The World Bank predicted on Monday that the Philippine economy would grow 6.2 percent the year, making the Philippines one of the fastest growing economies in East Asia and the Pacific despite the weak global economy.
The Washington-based bank said in its updated report released Monday that the Philippines’ gross domestic product is forecast to grow 6.4 percent this year and 6.2 percent in 2017 and 2018.
“The Philippine economy may surpass the forecasts if authorities can further ramp up spending on public infrastructure as planned,” says the report titled Outperforming the Region and Managing the Transition.
In 2017, the report says that 40 percent of the planned government spending on infrastructure will be roads, railways, seaports and airports.
“This can boost a large segment of the economy including industrial activities, real estate, construction, and tourism,” according to the report.
Birgit Hansi, World Bank lead economist, said the domestic consumption will also continue to prop up the economy, driven by three factors — rising purchases from an expanding middle-class, remittances from overseas Filipino workers, and the expansion of jobs as a result of the growing economy.
Upon assuming office, Hansi said the new government (of President Rodrigo Duterte) reassured investors and the private sector with continuity of existing macroeconomic policies including fiscal, monetary and trade policies that would support continued economic expansion and poverty reduction.
“Many reforms are being unveiled, specifically on tax policy and administration, the tracking of government spacing, security of land tenure, ease of doing business, and restrictions on foreign participation,” Hansi said.
“But as policy details are still being discussed, some businesses might remain cautious. The completion of the new Philippine Development Plan this year will provide more clarity on the government’s development priorities and further improve the country’s growth prospects,” Hansi added however.
World Bank Country Director Mara Warwick, for her part, said that the country’s macroeconomic stability puts the Philippines in a good position to accelerate inclusive growth that benefits all Filipinos.
“Poverty will decline faster if the returns from economic expansion are invested in building human capital by strengthening health, education, and social protection,” Warwick said.
“Currently, the poor are concentrated in the agriculture sector, where increases in productivity would generate higher incomes for rural dwellers.
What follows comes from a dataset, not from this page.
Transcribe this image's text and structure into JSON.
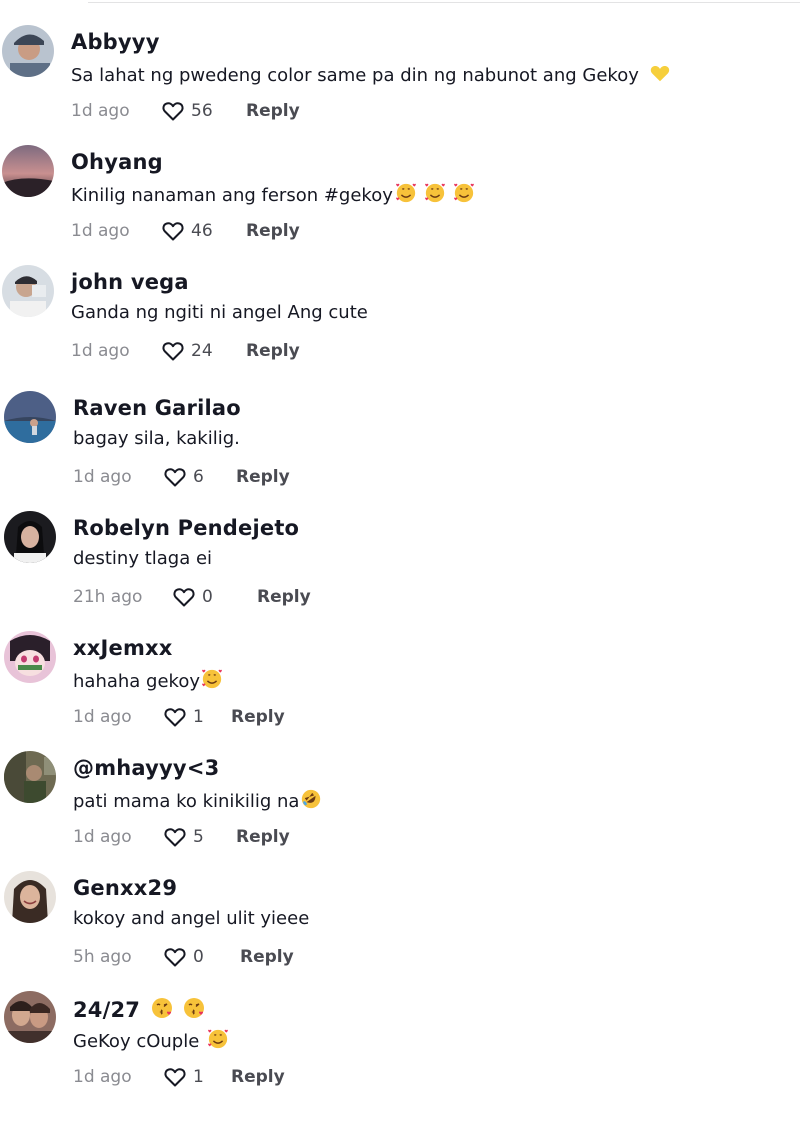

Achieving this will require a comprehensive rural development strategy, which is among the priorities of the current administration,” Warwick said.
Moreover, the report notes that as economic growth is sustained, and as spending on health, education, and social protection expands, extreme poverty is projected to decline from 10.6 percent in 2012 to 7.8 percent in 2016, 7.2 percent in 2017, and 6.7 percent in 2018.
The report says that the services sector, which include the country’s business process outsourcing industry, will remain a key growth driver, projected to grow at 7.0 percent in 2016, and 6.8 percent in 2017-2018.
With plants and factories operating at almost full capacity of 83-84 percent, the report says expansion in the manufacturing sector would require fresh investments in new equipment, machinery and factories.
In the agriculture sector, the reports says “increasing farm productivity would be important for improving its growth prospects that would lead to more inclusive growth.”